Drug Offenses

Chose from the topics below, or contact me now for a free consultation, to read about some of the common defenses employed in cases charging individuals with drug offenses.

An Overview of Drug Crime Defenses in the Commonwealth of Massachusetts

Possession/Controlled Substance

Most drug offenses begin with an underlying charge of possession of a controlled substance.  Then, additional elements and penalties are added on, but in order to impose those additional penalties, the underlying charge of possession must be proven first.  There are some strategies that are common in drug possession cases which, if successful, can preclude a conviction on the underlying offense, and therefore preclude a conviction on any of the additional elements or imposition of the penalties.

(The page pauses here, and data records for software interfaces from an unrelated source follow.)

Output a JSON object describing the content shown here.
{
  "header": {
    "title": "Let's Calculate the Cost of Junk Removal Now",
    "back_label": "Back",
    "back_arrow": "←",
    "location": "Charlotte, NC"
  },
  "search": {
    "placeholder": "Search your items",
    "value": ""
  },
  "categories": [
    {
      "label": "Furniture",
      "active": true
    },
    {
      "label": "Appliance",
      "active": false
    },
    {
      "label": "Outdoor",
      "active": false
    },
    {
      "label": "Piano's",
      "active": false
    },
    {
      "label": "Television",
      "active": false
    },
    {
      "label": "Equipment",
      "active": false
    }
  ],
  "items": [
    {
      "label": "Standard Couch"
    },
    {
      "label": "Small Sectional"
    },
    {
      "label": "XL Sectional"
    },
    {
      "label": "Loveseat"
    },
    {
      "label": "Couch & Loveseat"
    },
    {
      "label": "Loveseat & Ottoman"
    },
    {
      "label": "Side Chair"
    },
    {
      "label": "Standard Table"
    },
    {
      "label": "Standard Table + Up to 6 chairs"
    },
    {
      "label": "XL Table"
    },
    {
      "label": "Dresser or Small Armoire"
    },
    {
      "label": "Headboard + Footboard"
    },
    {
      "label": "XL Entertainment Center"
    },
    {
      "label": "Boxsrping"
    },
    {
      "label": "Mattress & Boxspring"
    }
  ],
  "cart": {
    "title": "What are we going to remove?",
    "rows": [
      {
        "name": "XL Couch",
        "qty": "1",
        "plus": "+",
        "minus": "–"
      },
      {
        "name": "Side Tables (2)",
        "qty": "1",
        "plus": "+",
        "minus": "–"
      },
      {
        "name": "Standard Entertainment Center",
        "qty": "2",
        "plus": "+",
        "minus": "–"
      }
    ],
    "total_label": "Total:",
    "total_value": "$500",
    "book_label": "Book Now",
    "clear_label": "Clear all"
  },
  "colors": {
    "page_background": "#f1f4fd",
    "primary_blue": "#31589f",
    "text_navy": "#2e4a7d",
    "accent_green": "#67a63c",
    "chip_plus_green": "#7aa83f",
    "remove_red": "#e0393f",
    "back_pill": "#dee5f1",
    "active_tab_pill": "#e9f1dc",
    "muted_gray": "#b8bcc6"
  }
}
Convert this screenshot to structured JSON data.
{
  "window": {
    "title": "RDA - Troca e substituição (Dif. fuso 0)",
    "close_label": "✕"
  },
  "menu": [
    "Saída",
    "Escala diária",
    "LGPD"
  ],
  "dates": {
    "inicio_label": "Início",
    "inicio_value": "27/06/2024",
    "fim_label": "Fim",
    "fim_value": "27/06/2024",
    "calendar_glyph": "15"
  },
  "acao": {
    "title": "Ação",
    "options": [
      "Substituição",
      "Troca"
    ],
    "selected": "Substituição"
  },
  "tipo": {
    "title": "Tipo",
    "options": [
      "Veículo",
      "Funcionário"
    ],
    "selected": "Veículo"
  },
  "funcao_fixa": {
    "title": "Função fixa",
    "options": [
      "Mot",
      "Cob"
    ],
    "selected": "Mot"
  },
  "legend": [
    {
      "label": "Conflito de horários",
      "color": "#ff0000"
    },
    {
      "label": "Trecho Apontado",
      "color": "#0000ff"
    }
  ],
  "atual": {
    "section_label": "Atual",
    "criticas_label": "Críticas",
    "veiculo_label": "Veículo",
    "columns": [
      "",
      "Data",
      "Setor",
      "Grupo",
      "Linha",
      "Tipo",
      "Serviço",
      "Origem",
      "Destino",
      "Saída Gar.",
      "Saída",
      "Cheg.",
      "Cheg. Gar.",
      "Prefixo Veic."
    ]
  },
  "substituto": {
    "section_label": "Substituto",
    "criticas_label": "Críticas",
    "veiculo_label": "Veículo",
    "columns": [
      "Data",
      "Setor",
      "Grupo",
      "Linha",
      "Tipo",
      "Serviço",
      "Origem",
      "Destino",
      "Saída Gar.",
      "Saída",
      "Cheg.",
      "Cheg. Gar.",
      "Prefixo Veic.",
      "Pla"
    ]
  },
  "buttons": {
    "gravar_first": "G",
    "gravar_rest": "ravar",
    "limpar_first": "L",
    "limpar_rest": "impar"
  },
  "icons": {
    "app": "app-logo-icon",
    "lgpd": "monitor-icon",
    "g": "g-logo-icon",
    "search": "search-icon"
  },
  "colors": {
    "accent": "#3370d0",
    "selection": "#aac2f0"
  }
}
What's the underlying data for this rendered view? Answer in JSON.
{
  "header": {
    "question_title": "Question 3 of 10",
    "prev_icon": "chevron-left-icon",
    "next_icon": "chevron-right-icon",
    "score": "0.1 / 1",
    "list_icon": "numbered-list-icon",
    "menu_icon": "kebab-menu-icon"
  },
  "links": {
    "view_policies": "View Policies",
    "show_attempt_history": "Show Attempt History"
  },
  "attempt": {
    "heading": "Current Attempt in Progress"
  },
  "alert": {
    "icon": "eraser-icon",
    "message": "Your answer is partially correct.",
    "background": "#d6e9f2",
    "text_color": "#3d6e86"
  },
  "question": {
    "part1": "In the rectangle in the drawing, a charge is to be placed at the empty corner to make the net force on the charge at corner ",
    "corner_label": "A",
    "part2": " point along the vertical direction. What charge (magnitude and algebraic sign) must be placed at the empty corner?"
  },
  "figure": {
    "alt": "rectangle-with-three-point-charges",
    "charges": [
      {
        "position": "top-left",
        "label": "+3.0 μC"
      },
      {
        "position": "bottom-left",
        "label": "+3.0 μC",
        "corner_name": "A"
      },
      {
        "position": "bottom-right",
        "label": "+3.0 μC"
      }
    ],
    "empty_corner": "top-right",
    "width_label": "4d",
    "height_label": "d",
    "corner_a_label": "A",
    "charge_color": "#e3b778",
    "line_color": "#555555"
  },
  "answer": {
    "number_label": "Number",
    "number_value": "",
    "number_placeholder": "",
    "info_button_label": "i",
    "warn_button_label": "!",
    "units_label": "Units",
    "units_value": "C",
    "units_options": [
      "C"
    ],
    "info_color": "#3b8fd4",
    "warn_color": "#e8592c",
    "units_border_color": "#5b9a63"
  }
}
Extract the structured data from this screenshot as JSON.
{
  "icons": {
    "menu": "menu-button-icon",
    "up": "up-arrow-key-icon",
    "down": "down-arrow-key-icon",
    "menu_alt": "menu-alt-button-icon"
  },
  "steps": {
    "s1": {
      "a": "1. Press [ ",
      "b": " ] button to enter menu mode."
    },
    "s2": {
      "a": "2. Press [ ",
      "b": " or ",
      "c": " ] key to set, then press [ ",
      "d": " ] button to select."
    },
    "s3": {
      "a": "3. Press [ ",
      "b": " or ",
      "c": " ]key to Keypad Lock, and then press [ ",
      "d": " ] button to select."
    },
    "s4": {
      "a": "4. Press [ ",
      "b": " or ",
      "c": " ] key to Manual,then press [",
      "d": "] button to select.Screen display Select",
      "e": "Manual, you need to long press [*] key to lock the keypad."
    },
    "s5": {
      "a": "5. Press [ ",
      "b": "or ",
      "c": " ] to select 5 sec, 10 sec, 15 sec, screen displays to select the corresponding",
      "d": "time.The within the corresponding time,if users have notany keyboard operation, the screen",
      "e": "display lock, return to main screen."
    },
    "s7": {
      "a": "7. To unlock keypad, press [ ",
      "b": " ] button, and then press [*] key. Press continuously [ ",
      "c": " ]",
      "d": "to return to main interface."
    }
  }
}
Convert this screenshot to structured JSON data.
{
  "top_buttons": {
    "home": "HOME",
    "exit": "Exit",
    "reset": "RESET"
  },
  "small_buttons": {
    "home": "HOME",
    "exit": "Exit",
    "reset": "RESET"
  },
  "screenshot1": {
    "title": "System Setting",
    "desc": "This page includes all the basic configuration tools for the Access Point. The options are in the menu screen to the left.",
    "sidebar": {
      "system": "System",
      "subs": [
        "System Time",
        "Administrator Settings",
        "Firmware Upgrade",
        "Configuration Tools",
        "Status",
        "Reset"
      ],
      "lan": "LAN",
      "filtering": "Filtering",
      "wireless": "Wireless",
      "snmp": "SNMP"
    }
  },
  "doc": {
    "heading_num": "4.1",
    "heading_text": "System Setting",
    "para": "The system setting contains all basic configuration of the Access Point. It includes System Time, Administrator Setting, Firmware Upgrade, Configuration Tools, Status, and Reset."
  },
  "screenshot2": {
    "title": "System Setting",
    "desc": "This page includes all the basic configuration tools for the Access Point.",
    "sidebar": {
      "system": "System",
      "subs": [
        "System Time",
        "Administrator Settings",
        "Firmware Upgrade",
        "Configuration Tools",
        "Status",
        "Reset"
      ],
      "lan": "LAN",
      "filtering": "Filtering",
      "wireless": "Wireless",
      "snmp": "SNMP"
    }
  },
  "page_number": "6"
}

Search and Seizure: How Did the Police Find the Drugs?

First, there is the question of how the police came to uncover the drugs.  The most common way is during a search of the car in which the defendant was riding.  Other common ways are during a search of his or her person, after an arrest for an unrelated offense, or in a home after a search with a warrant. 

No matter what the circumstances are, it is nearly impossible for the police to uncover the drugs without implicating constitutional protections against unreasonable searches and seizures.  If the police did not comply with those rules, the evidence cannot be used in court.  Whether the evidence is admissible is something that can be determined after a hearing before the case even goes to trial.

Who Really Possessed the Drugs?

Next, the Commonwealth has to show that it was actually the defendant who knowingly possessed the drugs.  That is a simple matter in cases where the drugs are recovered from someone's person, but in many cases that is not so. 

In many cases the drugs are found in a car or in a house.  In those cases, the Commonwealth has to rely on speculation and inferences to show who had 'dominion and control' of the drugs.  The Commonwealth can get pretty creative in its attempts to show who was responsible for the drugs, using paperwork in proximity and the like, but getting past reasonable doubt is a difficult job.

Can the Commonwealth Prove What the Police Found is a Controlled Substance?

Finally, the Commonwealth has to prove that the material it uncovered are actually the drugs it claims they are.  Although this is something most people take for granted, it has recently become a difficult task for the Commonwealth. 

A bag with white powder might be baking soda passed off as drugs by someone trying to make a quick buck.  Pills in a bag might not be what the police think they are.  Unfortunately, some drug dealers used powder spiked with poison to get back at their enemies.  In short, there are real reasons to be unsure that the items the police believe to be drugs really are. 

In order to prove what the substance is, Commonwealth has to perform scientific tests, and put on expert testimony, which becomes logistically difficult, and another way that the Commonwealth can fail to prove its case.

These are some of the common defenses in drug cases, but by no means an an exhaustive list.  If you or someone you know is charged with a drug crime, contact me to set up a free consultation and to find out how these and other possible defenses might work to prevent the Commonwealth from proving its case.